Retrieve every line from the records in which the word "사전신청" occurs.

[Extracted data — start]

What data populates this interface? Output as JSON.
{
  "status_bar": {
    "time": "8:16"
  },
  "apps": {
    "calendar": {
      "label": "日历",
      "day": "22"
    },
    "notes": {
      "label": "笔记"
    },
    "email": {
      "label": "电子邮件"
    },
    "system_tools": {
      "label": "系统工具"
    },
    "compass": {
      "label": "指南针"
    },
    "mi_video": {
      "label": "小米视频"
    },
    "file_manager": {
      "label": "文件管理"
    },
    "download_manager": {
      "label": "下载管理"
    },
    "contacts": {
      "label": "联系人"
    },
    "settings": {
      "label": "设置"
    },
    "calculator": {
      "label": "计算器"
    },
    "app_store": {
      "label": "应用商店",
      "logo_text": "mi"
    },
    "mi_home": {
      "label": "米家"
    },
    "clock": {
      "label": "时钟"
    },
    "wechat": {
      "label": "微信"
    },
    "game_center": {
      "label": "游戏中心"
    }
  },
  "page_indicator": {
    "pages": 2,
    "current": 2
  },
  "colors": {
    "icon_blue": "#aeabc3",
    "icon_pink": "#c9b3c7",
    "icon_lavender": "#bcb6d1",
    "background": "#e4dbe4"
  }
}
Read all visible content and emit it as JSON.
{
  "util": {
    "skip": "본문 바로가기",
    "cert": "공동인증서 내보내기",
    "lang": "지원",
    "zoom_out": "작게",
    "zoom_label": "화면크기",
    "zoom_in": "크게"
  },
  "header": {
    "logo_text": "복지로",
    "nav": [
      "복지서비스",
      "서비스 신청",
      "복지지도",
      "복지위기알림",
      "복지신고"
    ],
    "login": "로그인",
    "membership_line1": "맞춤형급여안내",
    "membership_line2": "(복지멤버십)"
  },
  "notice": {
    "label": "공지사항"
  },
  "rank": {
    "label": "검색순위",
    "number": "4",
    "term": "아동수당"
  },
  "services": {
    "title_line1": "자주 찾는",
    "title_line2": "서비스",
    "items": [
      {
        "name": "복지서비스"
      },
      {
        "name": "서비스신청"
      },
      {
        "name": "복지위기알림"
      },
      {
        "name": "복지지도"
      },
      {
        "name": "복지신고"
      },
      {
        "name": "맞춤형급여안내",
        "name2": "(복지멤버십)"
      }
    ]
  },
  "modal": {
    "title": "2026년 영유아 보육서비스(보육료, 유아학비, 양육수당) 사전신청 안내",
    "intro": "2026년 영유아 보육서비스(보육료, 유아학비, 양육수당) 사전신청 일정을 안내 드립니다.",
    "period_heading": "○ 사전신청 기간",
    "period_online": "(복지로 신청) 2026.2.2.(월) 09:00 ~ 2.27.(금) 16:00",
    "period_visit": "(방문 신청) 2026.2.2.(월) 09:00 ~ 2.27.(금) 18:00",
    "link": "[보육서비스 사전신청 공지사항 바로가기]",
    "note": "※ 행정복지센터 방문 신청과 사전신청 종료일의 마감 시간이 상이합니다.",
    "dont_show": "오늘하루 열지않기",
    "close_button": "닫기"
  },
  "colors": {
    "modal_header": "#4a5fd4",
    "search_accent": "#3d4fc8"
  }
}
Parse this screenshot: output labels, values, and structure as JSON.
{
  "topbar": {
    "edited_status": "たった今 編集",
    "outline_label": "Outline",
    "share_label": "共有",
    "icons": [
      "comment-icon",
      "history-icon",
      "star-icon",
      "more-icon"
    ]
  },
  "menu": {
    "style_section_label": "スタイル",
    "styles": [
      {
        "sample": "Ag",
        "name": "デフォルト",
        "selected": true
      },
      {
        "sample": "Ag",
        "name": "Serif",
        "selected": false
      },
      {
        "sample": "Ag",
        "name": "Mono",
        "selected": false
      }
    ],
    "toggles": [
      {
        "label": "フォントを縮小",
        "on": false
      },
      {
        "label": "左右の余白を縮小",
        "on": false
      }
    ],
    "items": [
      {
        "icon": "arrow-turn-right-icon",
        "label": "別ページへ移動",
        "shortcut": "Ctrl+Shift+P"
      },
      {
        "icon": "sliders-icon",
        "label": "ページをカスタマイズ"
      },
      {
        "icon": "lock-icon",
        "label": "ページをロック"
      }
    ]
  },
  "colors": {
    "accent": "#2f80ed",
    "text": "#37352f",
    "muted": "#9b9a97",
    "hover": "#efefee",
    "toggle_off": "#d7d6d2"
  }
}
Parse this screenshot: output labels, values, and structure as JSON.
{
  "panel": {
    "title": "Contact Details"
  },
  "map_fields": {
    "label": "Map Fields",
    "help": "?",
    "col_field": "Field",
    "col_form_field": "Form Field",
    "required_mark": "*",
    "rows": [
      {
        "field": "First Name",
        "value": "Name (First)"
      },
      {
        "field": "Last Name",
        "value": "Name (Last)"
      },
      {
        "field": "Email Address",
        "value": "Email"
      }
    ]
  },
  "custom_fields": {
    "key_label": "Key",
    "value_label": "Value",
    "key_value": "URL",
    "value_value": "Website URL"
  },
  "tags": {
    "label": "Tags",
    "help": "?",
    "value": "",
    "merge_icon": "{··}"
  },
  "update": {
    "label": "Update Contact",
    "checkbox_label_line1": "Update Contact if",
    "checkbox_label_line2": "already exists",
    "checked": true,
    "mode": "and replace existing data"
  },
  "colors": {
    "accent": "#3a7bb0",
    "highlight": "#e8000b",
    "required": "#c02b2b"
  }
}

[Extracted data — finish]

• _Finished exercise_
    "title": "2026년 영유아 보육서비스(보육료, 유아학비, 양육수당) 사전신청 안내",
    "intro": "2026년 영유아 보육서비스(보육료, 유아학비, 양육수당) 사전신청 일정을 안내 드립니다.",
    "period_heading": "○ 사전신청 기간",
    "link": "[보육서비스 사전신청 공지사항 바로가기]",
    "note": "※ 행정복지센터 방문 신청과 사전신청 종료일의 마감 시간이 상이합니다.",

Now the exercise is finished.